An Olympic torch discovered after 60 years in a Leicestershire college is lighting the way to London 2012, answering critics with a legacy inspiring thousands of young people across the UK – and beyond.
Loughborough College found the torch, used during the last London Games, in a filing cabinet and put it at the heart of Flames: Lighting the Way, a programme promoting sports, health and fitness and the Olympic and Paralympic values and now the project, which began locally, is now so successful it has reached 22,500 young people – and is going global.
The torch was bequeathed to the college by Commander Bill Collins, who taught athletics there and was the organiser of the 1948 Olympic Torch Relay. The flame travelled 1,964 miles from Greece to Wembley and after carrying the flame and passing it on, runners kept their torch as a memento.
When the torch was found Chris McGeorge, Elite Sports Officer at Loughborough College, became its custodian. Each of the schools and colleges taking part in Flames has the opportunity to finish their own programme by recreating the Olympic relay using the historic item.
Now Flames, developed in partnership with the British Heart Foundation, is set to go global with its first ever trip overseas.
Chris McGeorge has taken the flame to Brunei where more than 1000 people took part in a relay with the 1948 torch, led by the British High Commissioner, the country’s Minister of Culture, Youth and Sports and the American and Chinese ambassadors.
The College has been working with Brunei for several years and it is fantastic to take Flames beyond the UK for the first time and to be meeting with Prince Sufri to talk about the project.
“There has been a lot of criticism, including from the Chairman of the British Olympic Association Lord Moynihan, that the 2012 Olympics will fail to deliver any lasting sporting legacy for most young Britons.
“It’s being said that since the UK won the bid the pledge to deliver a national, sporting revolution in schools hasn’t been honoured.
“Well Loughborough College is proving those critics wrong.

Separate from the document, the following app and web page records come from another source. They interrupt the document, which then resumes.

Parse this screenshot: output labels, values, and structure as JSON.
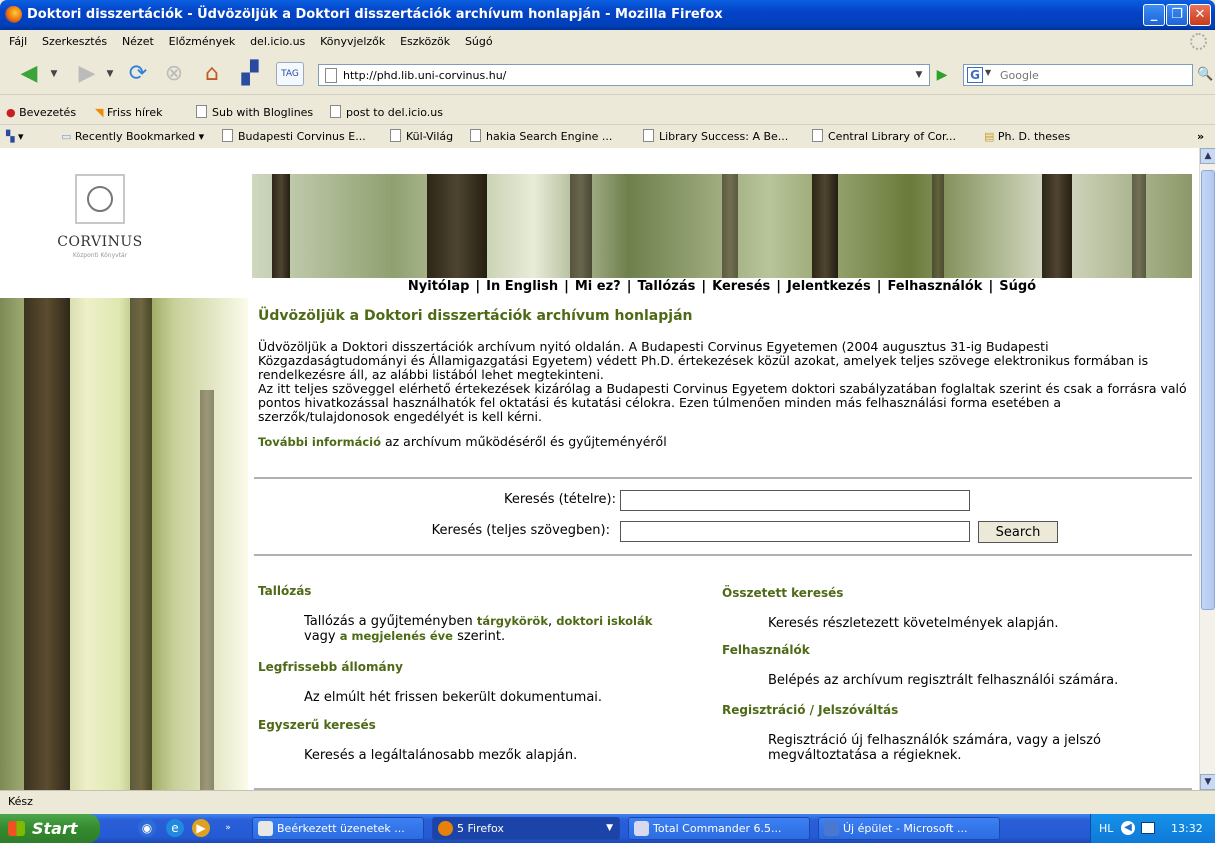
{
  "window": {
    "title": "Doktori disszertációk - Üdvözöljük a Doktori disszertációk archívum honlapján - Mozilla Firefox"
  },
  "menu": [
    "Fájl",
    "Szerkesztés",
    "Nézet",
    "Előzmények",
    "del.icio.us",
    "Könyvjelzők",
    "Eszközök",
    "Súgó"
  ],
  "nav": {
    "url": "http://phd.lib.uni-corvinus.hu/",
    "search_placeholder": "Google",
    "tag_label": "TAG"
  },
  "bookmarks1": [
    "Bevezetés",
    "Friss hírek",
    "Sub with Bloglines",
    "post to del.icio.us"
  ],
  "bookmarks2": [
    "Recently Bookmarked",
    "Budapesti Corvinus E...",
    "Kül-Világ",
    "hakia Search Engine ...",
    "Library Success: A Be...",
    "Central Library of Cor...",
    "Ph. D. theses"
  ],
  "bookmarks2_more": "»",
  "logo": {
    "name": "CORVINUS",
    "sub": "Központi Könyvtár"
  },
  "site_nav": [
    "Nyitólap",
    "In English",
    "Mi ez?",
    "Tallózás",
    "Keresés",
    "Jelentkezés",
    "Felhasználók",
    "Súgó"
  ],
  "page": {
    "title": "Üdvözöljük a Doktori disszertációk archívum honlapján",
    "intro1": "Üdvözöljük a Doktori disszertációk archívum nyitó oldalán. A Budapesti Corvinus Egyetemen (2004 augusztus 31-ig Budapesti Közgazdaságtudományi és Államigazgatási Egyetem) védett Ph.D. értekezések közül azokat, amelyek teljes szövege elektronikus formában is rendelkezésre áll, az alábbi listából lehet megtekinteni.",
    "intro2": "Az itt teljes szöveggel elérhető értekezések kizárólag a Budapesti Corvinus Egyetem doktori szabályzatában foglaltak szerint és csak a forrásra való pontos hivatkozással használhatók fel oktatási és kutatási célokra. Ezen túlmenően minden más felhasználási forma esetében a szerzők/tulajdonosok engedélyét is kell kérni.",
    "more_link": "További információ",
    "more_text": " az archívum működéséről és gyűjteményéről"
  },
  "search": {
    "item_label": "Keresés (tételre):",
    "fulltext_label": "Keresés (teljes szövegben):",
    "button": "Search"
  },
  "sections": {
    "browse_title": "Tallózás",
    "browse_text1": "Tallózás a gyűjteményben ",
    "browse_link1": "tárgykörök",
    "browse_sep": ", ",
    "browse_link2": "doktori iskolák",
    "browse_text2": "vagy ",
    "browse_link3": "a megjelenés éve",
    "browse_text3": " szerint.",
    "latest_title": "Legfrissebb állomány",
    "latest_text": "Az elmúlt hét frissen bekerült dokumentumai.",
    "simple_title": "Egyszerű keresés",
    "simple_text": "Keresés a legáltalánosabb mezők alapján.",
    "complex_title": "Összetett keresés",
    "complex_text": "Keresés részletezett követelmények alapján.",
    "users_title": "Felhasználók",
    "users_text": "Belépés az archívum regisztrált felhasználói számára.",
    "reg_title": "Regisztráció / Jelszóváltás",
    "reg_text1": "Regisztráció új felhasználók számára, vagy a jelszó",
    "reg_text2": "megváltoztatása a régieknek."
  },
  "status": "Kész",
  "taskbar": {
    "start": "Start",
    "tasks": [
      "Beérkezett üzenetek ...",
      "5 Firefox",
      "Total Commander 6.5...",
      "Új épület - Microsoft ..."
    ],
    "lang": "HL",
    "clock": "13:32"
  }
}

Flames is having a massive impact
“We are not only ensuring a healthier, more active next generation but with 450 tutors trained and an incredible 4,500 leaders already recruited we are also securing a volunteering legacy from this summer’s Games for the youth of the UK.
“And the Loughborough College sports students, many of whom are set to compete in this summer’s Games, who have become Flames Ambassadors are a huge inspiration to the young people we meet in schools and clubs across the country.
“Now we are talking to Brunei royalty and the British High Commissioner about Flames. It really is amazing.”
Loughborough College has also launched a successful apprenticeship initiative, training their students to assist with the teaching of PE and school sport which is enabling schools to provide full-time school sport and physical activity provision to almost 3,500 children.
“And we will soon be opening our Elite Athlete Performance Centre, the first of its kind in the country, helping to train the UK’s sports high achievers and Olympians of the future.
“With us already reaching approximately 30,000 young people across the UK and now taking the London 2012 message beyond our shores, I think it is fair to say we are making a significant contribution to that national sporting revolution.”